The 2021 Nobel laureate in literature, Abdulrazak Gurnah, will have his novels translated into Chinese for the first time. After the Swedish Academy’s unforeseen choice of the Zanzibar-born Tanzanian novelist, a huge amount of people picked interest in his fiction, praised for its “uncompromising and compassionate penetration of the effects of colonialism and the fate of the refugee in the gulf between cultures and continents.”
The Chinese rights to Gurnah’s ten novels were acquired by Shanghai Translation Publishing House, translator Bruce Humes first informed Open Country Mag.
“We aim to publish five of Gurnah’s full-length novels within the second half of 2022,” said Feng Tao, the head editor at the publishing house.
“Especially in the last decade, we have gradually evolved from publishing one or two masterpieces of important writers to marketing their writing as a whole,” Feng added. “Classic and important authors are presented in the form of anthologies or series of works.”

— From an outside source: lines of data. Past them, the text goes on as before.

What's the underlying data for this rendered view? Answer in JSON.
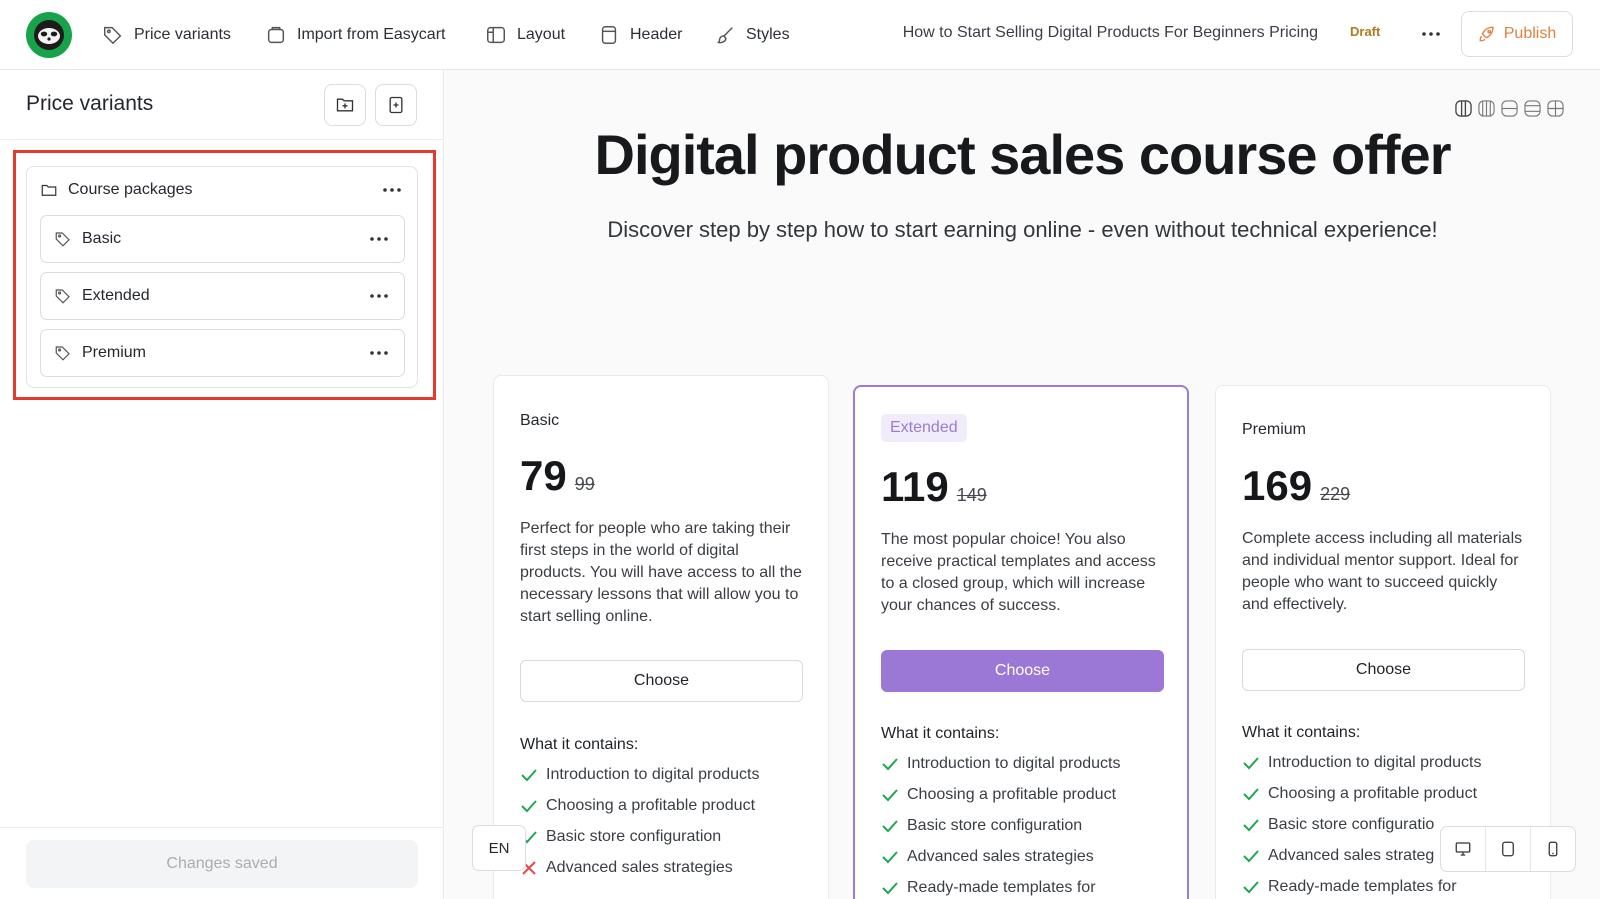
{
  "topbar": {
    "nav": [
      {
        "label": "Price variants",
        "icon": "tag-icon"
      },
      {
        "label": "Import from Easycart",
        "icon": "import-icon"
      },
      {
        "label": "Layout",
        "icon": "layout-icon"
      },
      {
        "label": "Header",
        "icon": "header-icon"
      },
      {
        "label": "Styles",
        "icon": "brush-icon"
      }
    ],
    "doc_title": "How to Start Selling Digital Products For Beginners Pricing",
    "status": "Draft",
    "publish_label": "Publish"
  },
  "sidebar": {
    "title": "Price variants",
    "folder": {
      "label": "Course packages"
    },
    "items": [
      {
        "label": "Basic"
      },
      {
        "label": "Extended"
      },
      {
        "label": "Premium"
      }
    ],
    "footer_status": "Changes saved"
  },
  "page": {
    "headline": "Digital product sales course offer",
    "subheadline": "Discover step by step how to start earning online - even without technical experience!",
    "plans": [
      {
        "name": "Basic",
        "price": "79",
        "old_price": "99",
        "description": "Perfect for people who are taking their first steps in the world of digital products. You will have access to all the necessary lessons that will allow you to start selling online.",
        "cta": "Choose",
        "contains_label": "What it contains:",
        "features": [
          {
            "text": "Introduction to digital products",
            "included": true
          },
          {
            "text": "Choosing a profitable product",
            "included": true
          },
          {
            "text": "Basic store configuration",
            "included": true
          },
          {
            "text": "Advanced sales strategies",
            "included": false
          }
        ]
      },
      {
        "name": "Extended",
        "price": "119",
        "old_price": "149",
        "description": "The most popular choice! You also receive practical templates and access to a closed group, which will increase your chances of success.",
        "cta": "Choose",
        "contains_label": "What it contains:",
        "features": [
          {
            "text": "Introduction to digital products",
            "included": true
          },
          {
            "text": "Choosing a profitable product",
            "included": true
          },
          {
            "text": "Basic store configuration",
            "included": true
          },
          {
            "text": "Advanced sales strategies",
            "included": true
          },
          {
            "text": "Ready-made templates for",
            "included": true
          }
        ]
      },
      {
        "name": "Premium",
        "price": "169",
        "old_price": "229",
        "description": "Complete access including all materials and individual mentor support. Ideal for people who want to succeed quickly and effectively.",
        "cta": "Choose",
        "contains_label": "What it contains:",
        "features": [
          {
            "text": "Introduction to digital products",
            "included": true
          },
          {
            "text": "Choosing a profitable product",
            "included": true
          },
          {
            "text": "Basic store configuratio",
            "included": true
          },
          {
            "text": "Advanced sales strateg",
            "included": true
          },
          {
            "text": "Ready-made templates for",
            "included": true
          }
        ]
      }
    ]
  },
  "language": "EN",
  "colors": {
    "accent": "#9b78d6",
    "publish": "#e0803e",
    "highlight": "#e53a2b",
    "check": "#22a652",
    "cross": "#e5484d"
  }
}
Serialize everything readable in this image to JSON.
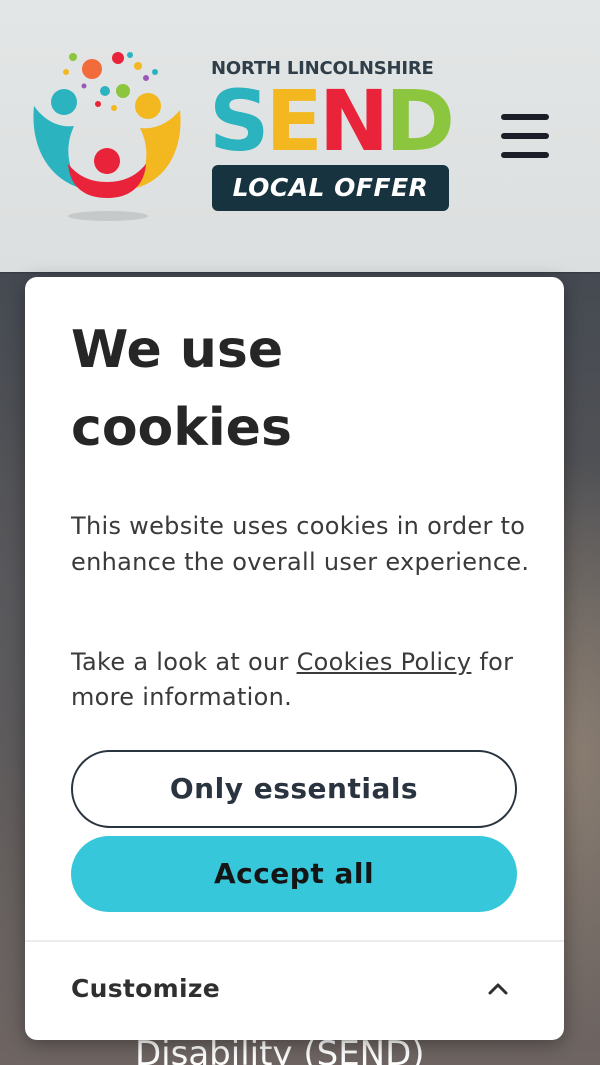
{
  "header": {
    "logo": {
      "supertitle": "NORTH LINCOLNSHIRE",
      "wordmark": [
        "S",
        "E",
        "N",
        "D"
      ],
      "wordmark_colors": [
        "#2bb3c0",
        "#f3b81f",
        "#e8233a",
        "#8cc63f"
      ],
      "subtitle": "LOCAL OFFER"
    },
    "menu_icon": "hamburger-menu-icon"
  },
  "hero": {
    "partial_text": "Disability (SEND)"
  },
  "cookie_banner": {
    "title": "We use cookies",
    "body": "This website uses cookies in order to enhance the overall user experience.",
    "more_prefix": "Take a look at our ",
    "more_link": "Cookies Policy",
    "more_suffix": " for more information.",
    "buttons": {
      "essentials": "Only essentials",
      "accept": "Accept all"
    },
    "customize": {
      "label": "Customize",
      "icon": "chevron-up-icon"
    }
  },
  "colors": {
    "accent": "#36c7db",
    "logo_navy": "#17333f",
    "text_dark": "#262626"
  }
}
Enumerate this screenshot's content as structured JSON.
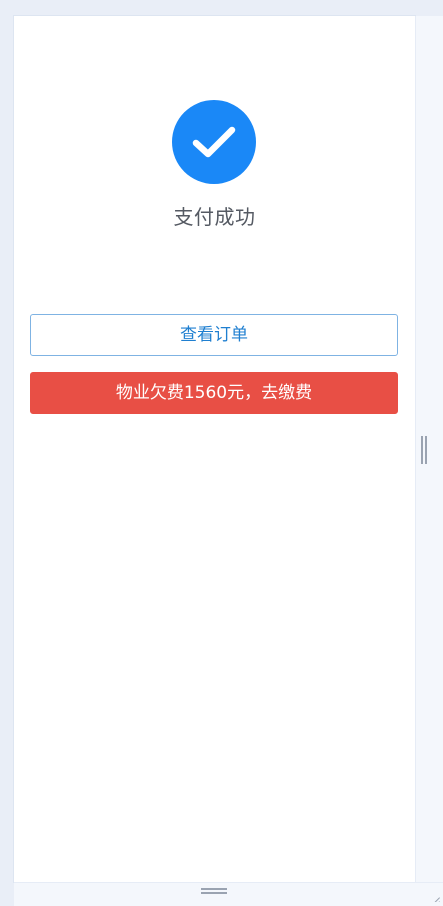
{
  "result": {
    "icon": "check-circle-icon",
    "title": "支付成功",
    "accent_color": "#1a88f7"
  },
  "actions": {
    "view_order_label": "查看订单",
    "pay_fee_label": "物业欠费1560元，去缴费",
    "pay_fee_color": "#e84f45",
    "view_order_color": "#1f7fd0"
  }
}
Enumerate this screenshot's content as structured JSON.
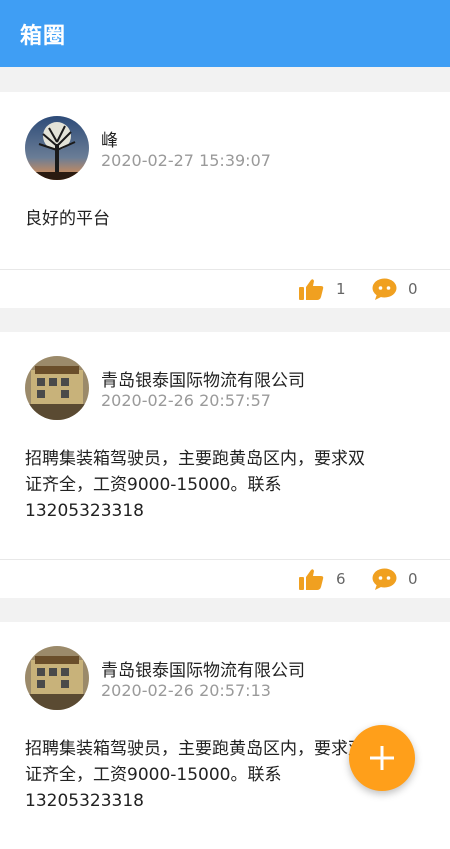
{
  "app_bar": {
    "title": "箱圈"
  },
  "posts": [
    {
      "author": "峰",
      "time": "2020-02-27 15:39:07",
      "content": "良好的平台",
      "likes": "1",
      "comments": "0"
    },
    {
      "author": "青岛银泰国际物流有限公司",
      "time": "2020-02-26 20:57:57",
      "content": "招聘集装箱驾驶员，主要跑黄岛区内，要求双证齐全，工资9000-15000。联系13205323318",
      "likes": "6",
      "comments": "0"
    },
    {
      "author": "青岛银泰国际物流有限公司",
      "time": "2020-02-26 20:57:13",
      "content": "招聘集装箱驾驶员，主要跑黄岛区内，要求双证齐全，工资9000-15000。联系13205323318"
    }
  ],
  "icons": {
    "like": "thumbs-up-icon",
    "comment": "speech-bubble-icon",
    "add": "plus-icon"
  },
  "colors": {
    "app_bar": "#3f9ef4",
    "accent": "#ff9f1a",
    "meta_text": "#9a9a9a"
  }
}
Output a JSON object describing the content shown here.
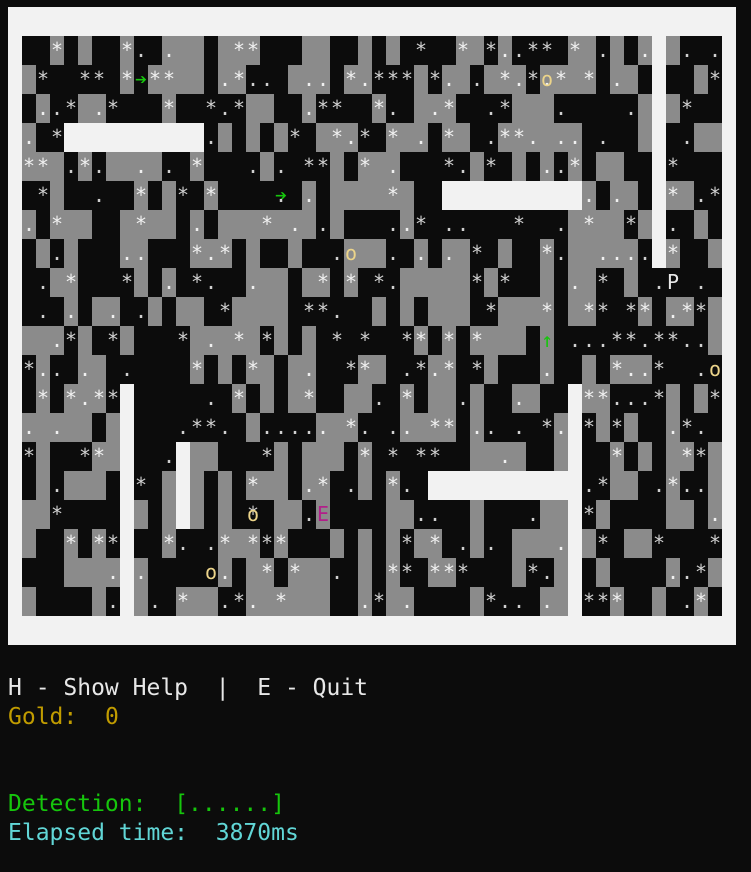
{
  "glyphs": {
    "player": "P",
    "enemy": "E",
    "gold": "o",
    "arrow_right": "➔",
    "arrow_up": "↑"
  },
  "status": {
    "help_line": "H - Show Help  |  E - Quit",
    "gold_label": "Gold:",
    "gold_value": "0",
    "detection_label": "Detection:",
    "detection_value": "[......]",
    "elapsed_label": "Elapsed time:",
    "elapsed_value": "3870ms"
  },
  "colors": {
    "background": "#0c0c0c",
    "wall": "#f2f2f2",
    "lit_floor": "#8b8b8b",
    "noise": "#d0d0d0",
    "player": "#e8e8e8",
    "enemy": "#b21f8a",
    "gold": "#ecd48a",
    "arrow": "#16c60c",
    "help_text": "#e8e8e8",
    "gold_text": "#c19c00",
    "detection_text": "#16c60c",
    "elapsed_text": "#61d6d6"
  }
}
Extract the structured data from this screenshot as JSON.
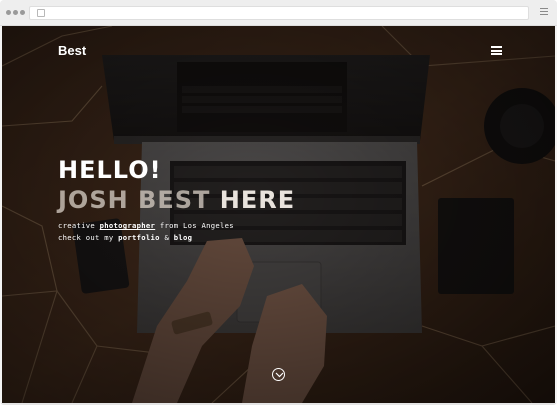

Chinese readers were also introduced to the Nobel-winning Egyptian novelist Naguib Mahfouz by Shanghai Translation Publishing House. Feng believes Gurnah’s work will resonate. “Colonialism, post-colonialism, and the conflict and intergration of different races and cultures are among the most internationally relevant themes of our time,” he said.
Gurnah’s Nobel Prize win was trailed by discussions that he isn’t widely known in the Anglophone world. Consequently, publishing houses moved to acquire rights to his novels, both for translation and republication.
Days after the announcement, a New York Times feature reported the rarity of finding Gurnah’s novels, revealing that Gurnah’s management had begun receiving offers from American publishers. Afterlives, which received bids from six publishers, was sold to Riverhead, an imprint of Penguin Random House, which plans to release it in August 2022. The deal also included two other novels, By the Sea and Desertion.